## Assignment
Output all of the data below exactly as given.

## Data listing
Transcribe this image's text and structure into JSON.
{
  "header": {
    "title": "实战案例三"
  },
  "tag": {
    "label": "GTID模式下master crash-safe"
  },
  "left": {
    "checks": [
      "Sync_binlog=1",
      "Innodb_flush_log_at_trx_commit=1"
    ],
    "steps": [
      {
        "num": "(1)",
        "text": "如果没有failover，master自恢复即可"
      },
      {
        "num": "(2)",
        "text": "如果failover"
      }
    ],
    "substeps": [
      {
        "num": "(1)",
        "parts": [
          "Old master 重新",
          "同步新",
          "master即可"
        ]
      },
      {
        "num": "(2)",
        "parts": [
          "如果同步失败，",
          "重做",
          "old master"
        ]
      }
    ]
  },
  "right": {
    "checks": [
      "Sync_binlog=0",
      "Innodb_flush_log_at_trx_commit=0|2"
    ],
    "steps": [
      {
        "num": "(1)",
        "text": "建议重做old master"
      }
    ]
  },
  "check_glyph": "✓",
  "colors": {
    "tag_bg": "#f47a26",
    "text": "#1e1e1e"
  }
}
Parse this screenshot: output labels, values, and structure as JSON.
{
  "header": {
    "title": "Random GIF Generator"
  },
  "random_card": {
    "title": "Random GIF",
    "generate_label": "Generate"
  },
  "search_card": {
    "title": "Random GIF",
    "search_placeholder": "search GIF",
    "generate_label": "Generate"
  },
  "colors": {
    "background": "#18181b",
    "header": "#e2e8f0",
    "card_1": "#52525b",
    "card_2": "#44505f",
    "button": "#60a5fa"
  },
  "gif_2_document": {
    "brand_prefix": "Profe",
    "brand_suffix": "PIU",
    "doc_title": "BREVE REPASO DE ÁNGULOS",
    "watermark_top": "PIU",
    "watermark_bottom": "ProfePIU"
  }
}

## Solution for this exercise
Transcribe this image's text and structure into JSON.
{
  "header": {
    "title": "实战案例三"
  },
  "tag": {
    "label": "GTID模式下master crash-safe"
  },
  "left": {
    "checks": [
      "Sync_binlog=1",
      "Innodb_flush_log_at_trx_commit=1"
    ],
    "steps": [
      {
        "num": "(1)",
        "text": "如果没有failover，master自恢复即可"
      },
      {
        "num": "(2)",
        "text": "如果failover"
      }
    ],
    "substeps": [
      {
        "num": "(1)",
        "parts": [
          "Old master 重新",
          "同步新",
          "master即可"
        ]
      },
      {
        "num": "(2)",
        "parts": [
          "如果同步失败，",
          "重做",
          "old master"
        ]
      }
    ]
  },
  "right": {
    "checks": [
      "Sync_binlog=0",
      "Innodb_flush_log_at_trx_commit=0|2"
    ],
    "steps": [
      {
        "num": "(1)",
        "text": "建议重做old master"
      }
    ]
  },
  "check_glyph": "✓",
  "colors": {
    "tag_bg": "#f47a26",
    "text": "#1e1e1e"
  }
}
Parse this screenshot: output labels, values, and structure as JSON.
{
  "header": {
    "title": "Random GIF Generator"
  },
  "random_card": {
    "title": "Random GIF",
    "generate_label": "Generate"
  },
  "search_card": {
    "title": "Random GIF",
    "search_placeholder": "search GIF",
    "generate_label": "Generate"
  },
  "colors": {
    "background": "#18181b",
    "header": "#e2e8f0",
    "card_1": "#52525b",
    "card_2": "#44505f",
    "button": "#60a5fa"
  },
  "gif_2_document": {
    "brand_prefix": "Profe",
    "brand_suffix": "PIU",
    "doc_title": "BREVE REPASO DE ÁNGULOS",
    "watermark_top": "PIU",
    "watermark_bottom": "ProfePIU"
  }
}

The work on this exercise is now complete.